▶ What you have to do: From the entries below, count every line that contains the word "title". Please give the number and nothing else.

▶ Provided records:
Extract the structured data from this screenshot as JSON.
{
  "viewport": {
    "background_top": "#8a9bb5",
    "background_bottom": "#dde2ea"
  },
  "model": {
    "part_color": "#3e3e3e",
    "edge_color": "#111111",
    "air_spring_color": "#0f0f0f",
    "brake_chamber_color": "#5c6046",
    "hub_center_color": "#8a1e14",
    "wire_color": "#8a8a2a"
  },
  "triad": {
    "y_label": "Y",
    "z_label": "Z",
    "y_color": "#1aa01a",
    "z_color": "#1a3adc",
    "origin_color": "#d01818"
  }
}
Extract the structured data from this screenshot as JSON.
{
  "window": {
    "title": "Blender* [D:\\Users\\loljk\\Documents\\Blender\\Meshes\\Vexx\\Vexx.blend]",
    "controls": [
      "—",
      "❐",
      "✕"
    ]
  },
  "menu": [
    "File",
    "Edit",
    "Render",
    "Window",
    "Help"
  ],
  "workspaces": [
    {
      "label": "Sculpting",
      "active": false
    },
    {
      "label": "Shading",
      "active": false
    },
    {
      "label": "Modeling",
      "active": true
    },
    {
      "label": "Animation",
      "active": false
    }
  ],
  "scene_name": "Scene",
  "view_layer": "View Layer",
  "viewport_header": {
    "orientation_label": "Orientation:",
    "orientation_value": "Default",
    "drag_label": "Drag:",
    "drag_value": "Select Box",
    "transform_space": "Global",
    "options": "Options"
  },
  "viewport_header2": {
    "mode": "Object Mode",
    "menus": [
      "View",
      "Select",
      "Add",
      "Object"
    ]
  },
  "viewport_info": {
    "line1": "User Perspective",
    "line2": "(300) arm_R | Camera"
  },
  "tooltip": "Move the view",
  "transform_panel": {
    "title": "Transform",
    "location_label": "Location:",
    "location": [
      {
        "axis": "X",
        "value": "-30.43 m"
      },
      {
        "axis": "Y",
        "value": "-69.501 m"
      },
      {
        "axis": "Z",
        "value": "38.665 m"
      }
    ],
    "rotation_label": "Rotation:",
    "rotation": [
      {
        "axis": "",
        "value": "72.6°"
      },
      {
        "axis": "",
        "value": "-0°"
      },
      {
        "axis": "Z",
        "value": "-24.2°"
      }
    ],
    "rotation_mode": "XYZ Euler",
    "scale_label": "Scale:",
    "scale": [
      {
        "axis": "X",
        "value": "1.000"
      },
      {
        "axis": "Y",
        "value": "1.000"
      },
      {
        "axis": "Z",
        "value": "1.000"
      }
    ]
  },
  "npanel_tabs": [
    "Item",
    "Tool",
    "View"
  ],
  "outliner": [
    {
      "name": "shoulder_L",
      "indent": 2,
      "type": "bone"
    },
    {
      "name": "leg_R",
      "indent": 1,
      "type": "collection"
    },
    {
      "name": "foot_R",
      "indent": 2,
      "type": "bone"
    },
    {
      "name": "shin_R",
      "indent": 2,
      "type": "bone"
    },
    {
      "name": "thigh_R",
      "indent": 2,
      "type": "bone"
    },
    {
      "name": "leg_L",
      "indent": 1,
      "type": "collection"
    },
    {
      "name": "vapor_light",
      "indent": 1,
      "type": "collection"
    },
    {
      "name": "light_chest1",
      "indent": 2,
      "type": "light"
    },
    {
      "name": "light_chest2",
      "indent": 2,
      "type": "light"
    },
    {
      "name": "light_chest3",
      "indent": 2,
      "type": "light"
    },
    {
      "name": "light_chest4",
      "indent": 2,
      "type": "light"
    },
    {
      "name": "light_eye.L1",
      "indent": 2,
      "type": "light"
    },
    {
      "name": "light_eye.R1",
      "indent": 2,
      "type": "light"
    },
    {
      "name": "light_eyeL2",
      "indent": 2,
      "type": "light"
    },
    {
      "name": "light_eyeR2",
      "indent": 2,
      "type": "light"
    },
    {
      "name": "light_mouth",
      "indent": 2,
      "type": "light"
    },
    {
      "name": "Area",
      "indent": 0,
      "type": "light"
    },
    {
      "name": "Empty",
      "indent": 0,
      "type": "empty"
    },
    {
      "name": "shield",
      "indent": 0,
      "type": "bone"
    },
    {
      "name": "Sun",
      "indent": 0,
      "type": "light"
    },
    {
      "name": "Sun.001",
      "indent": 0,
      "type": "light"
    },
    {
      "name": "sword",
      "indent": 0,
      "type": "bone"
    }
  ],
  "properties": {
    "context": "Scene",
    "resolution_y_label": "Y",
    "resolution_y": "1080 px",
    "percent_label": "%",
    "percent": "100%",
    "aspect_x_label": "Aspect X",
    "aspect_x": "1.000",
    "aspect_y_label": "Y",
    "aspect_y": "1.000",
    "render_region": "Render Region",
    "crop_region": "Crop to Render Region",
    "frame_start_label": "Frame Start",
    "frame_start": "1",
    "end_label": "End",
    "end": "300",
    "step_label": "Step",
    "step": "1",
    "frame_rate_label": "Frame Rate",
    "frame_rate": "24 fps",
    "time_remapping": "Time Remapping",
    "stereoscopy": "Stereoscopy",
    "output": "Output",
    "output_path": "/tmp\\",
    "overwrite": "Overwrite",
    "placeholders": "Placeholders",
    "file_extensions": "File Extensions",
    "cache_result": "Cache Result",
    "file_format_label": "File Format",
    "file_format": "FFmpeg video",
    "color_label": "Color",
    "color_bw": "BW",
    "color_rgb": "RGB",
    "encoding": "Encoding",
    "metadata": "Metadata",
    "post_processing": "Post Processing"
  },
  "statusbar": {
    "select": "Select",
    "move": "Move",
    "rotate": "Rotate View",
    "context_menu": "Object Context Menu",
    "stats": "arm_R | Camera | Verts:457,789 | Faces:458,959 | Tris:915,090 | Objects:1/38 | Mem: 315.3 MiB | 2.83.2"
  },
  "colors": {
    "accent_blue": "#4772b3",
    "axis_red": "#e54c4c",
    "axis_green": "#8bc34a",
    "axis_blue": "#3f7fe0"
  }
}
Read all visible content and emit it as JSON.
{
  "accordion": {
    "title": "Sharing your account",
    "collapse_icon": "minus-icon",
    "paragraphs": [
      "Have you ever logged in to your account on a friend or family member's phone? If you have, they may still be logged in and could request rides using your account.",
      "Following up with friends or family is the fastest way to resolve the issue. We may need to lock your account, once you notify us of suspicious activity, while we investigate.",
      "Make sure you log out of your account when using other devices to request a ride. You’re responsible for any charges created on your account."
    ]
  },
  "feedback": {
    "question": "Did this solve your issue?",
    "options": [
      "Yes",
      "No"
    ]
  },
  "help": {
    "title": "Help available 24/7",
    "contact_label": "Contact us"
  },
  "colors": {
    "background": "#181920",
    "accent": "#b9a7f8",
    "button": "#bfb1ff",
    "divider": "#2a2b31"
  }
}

▶ Result of the exercise: 4